··· TASK DATA ···
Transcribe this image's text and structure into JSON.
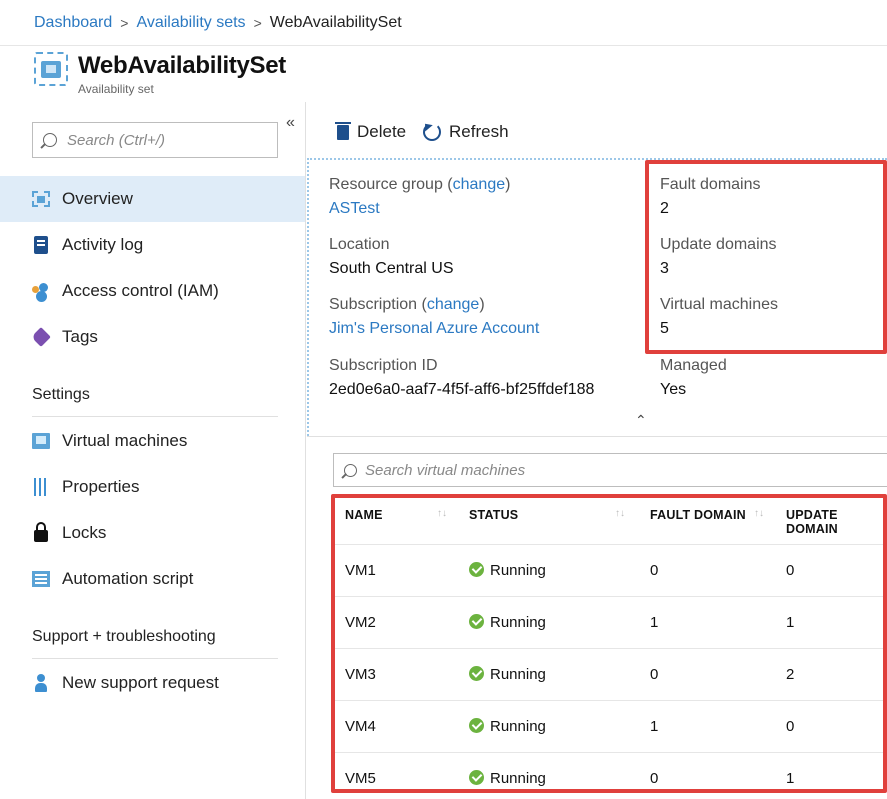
{
  "breadcrumb": {
    "items": [
      "Dashboard",
      "Availability sets"
    ],
    "current": "WebAvailabilitySet",
    "separator": ">"
  },
  "header": {
    "title": "WebAvailabilitySet",
    "subtitle": "Availability set"
  },
  "sidebar": {
    "collapse_glyph": "«",
    "search_placeholder": "Search (Ctrl+/)",
    "items": [
      {
        "label": "Overview",
        "icon": "overview-icon",
        "active": true
      },
      {
        "label": "Activity log",
        "icon": "activity-log-icon"
      },
      {
        "label": "Access control (IAM)",
        "icon": "iam-icon"
      },
      {
        "label": "Tags",
        "icon": "tag-icon"
      }
    ],
    "settings_header": "Settings",
    "settings_items": [
      {
        "label": "Virtual machines",
        "icon": "vm-icon"
      },
      {
        "label": "Properties",
        "icon": "properties-icon"
      },
      {
        "label": "Locks",
        "icon": "lock-icon"
      },
      {
        "label": "Automation script",
        "icon": "script-icon"
      }
    ],
    "support_header": "Support + troubleshooting",
    "support_items": [
      {
        "label": "New support request",
        "icon": "support-icon"
      }
    ]
  },
  "toolbar": {
    "delete_label": "Delete",
    "refresh_label": "Refresh"
  },
  "essentials": {
    "resource_group_label": "Resource group",
    "change_label": "change",
    "resource_group_value": "ASTest",
    "location_label": "Location",
    "location_value": "South Central US",
    "subscription_label": "Subscription",
    "subscription_value": "Jim's Personal Azure Account",
    "subscription_id_label": "Subscription ID",
    "subscription_id_value": "2ed0e6a0-aaf7-4f5f-aff6-bf25ffdef188",
    "fault_domains_label": "Fault domains",
    "fault_domains_value": "2",
    "update_domains_label": "Update domains",
    "update_domains_value": "3",
    "virtual_machines_label": "Virtual machines",
    "virtual_machines_value": "5",
    "managed_label": "Managed",
    "managed_value": "Yes",
    "collapse_glyph": "⌃"
  },
  "vm_search": {
    "placeholder": "Search virtual machines"
  },
  "vm_table": {
    "columns": [
      "NAME",
      "STATUS",
      "FAULT DOMAIN",
      "UPDATE DOMAIN"
    ],
    "rows": [
      {
        "name": "VM1",
        "status": "Running",
        "fault_domain": "0",
        "update_domain": "0"
      },
      {
        "name": "VM2",
        "status": "Running",
        "fault_domain": "1",
        "update_domain": "1"
      },
      {
        "name": "VM3",
        "status": "Running",
        "fault_domain": "0",
        "update_domain": "2"
      },
      {
        "name": "VM4",
        "status": "Running",
        "fault_domain": "1",
        "update_domain": "0"
      },
      {
        "name": "VM5",
        "status": "Running",
        "fault_domain": "0",
        "update_domain": "1"
      }
    ]
  },
  "colors": {
    "link": "#2b79c2",
    "highlight_box": "#e0403c",
    "status_running": "#6cb33f",
    "active_nav": "#dfecf8"
  }
}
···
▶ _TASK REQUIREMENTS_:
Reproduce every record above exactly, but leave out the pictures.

▶ _SOLUTION TO THE PROBLEM_:
Transcribe this image's text and structure into JSON.
{
  "breadcrumb": {
    "items": [
      "Dashboard",
      "Availability sets"
    ],
    "current": "WebAvailabilitySet",
    "separator": ">"
  },
  "header": {
    "title": "WebAvailabilitySet",
    "subtitle": "Availability set"
  },
  "sidebar": {
    "collapse_glyph": "«",
    "search_placeholder": "Search (Ctrl+/)",
    "items": [
      {
        "label": "Overview",
        "icon": "overview-icon",
        "active": true
      },
      {
        "label": "Activity log",
        "icon": "activity-log-icon"
      },
      {
        "label": "Access control (IAM)",
        "icon": "iam-icon"
      },
      {
        "label": "Tags",
        "icon": "tag-icon"
      }
    ],
    "settings_header": "Settings",
    "settings_items": [
      {
        "label": "Virtual machines",
        "icon": "vm-icon"
      },
      {
        "label": "Properties",
        "icon": "properties-icon"
      },
      {
        "label": "Locks",
        "icon": "lock-icon"
      },
      {
        "label": "Automation script",
        "icon": "script-icon"
      }
    ],
    "support_header": "Support + troubleshooting",
    "support_items": [
      {
        "label": "New support request",
        "icon": "support-icon"
      }
    ]
  },
  "toolbar": {
    "delete_label": "Delete",
    "refresh_label": "Refresh"
  },
  "essentials": {
    "resource_group_label": "Resource group",
    "change_label": "change",
    "resource_group_value": "ASTest",
    "location_label": "Location",
    "location_value": "South Central US",
    "subscription_label": "Subscription",
    "subscription_value": "Jim's Personal Azure Account",
    "subscription_id_label": "Subscription ID",
    "subscription_id_value": "2ed0e6a0-aaf7-4f5f-aff6-bf25ffdef188",
    "fault_domains_label": "Fault domains",
    "fault_domains_value": "2",
    "update_domains_label": "Update domains",
    "update_domains_value": "3",
    "virtual_machines_label": "Virtual machines",
    "virtual_machines_value": "5",
    "managed_label": "Managed",
    "managed_value": "Yes",
    "collapse_glyph": "⌃"
  },
  "vm_search": {
    "placeholder": "Search virtual machines"
  },
  "vm_table": {
    "columns": [
      "NAME",
      "STATUS",
      "FAULT DOMAIN",
      "UPDATE DOMAIN"
    ],
    "rows": [
      {
        "name": "VM1",
        "status": "Running",
        "fault_domain": "0",
        "update_domain": "0"
      },
      {
        "name": "VM2",
        "status": "Running",
        "fault_domain": "1",
        "update_domain": "1"
      },
      {
        "name": "VM3",
        "status": "Running",
        "fault_domain": "0",
        "update_domain": "2"
      },
      {
        "name": "VM4",
        "status": "Running",
        "fault_domain": "1",
        "update_domain": "0"
      },
      {
        "name": "VM5",
        "status": "Running",
        "fault_domain": "0",
        "update_domain": "1"
      }
    ]
  },
  "colors": {
    "link": "#2b79c2",
    "highlight_box": "#e0403c",
    "status_running": "#6cb33f",
    "active_nav": "#dfecf8"
  }
}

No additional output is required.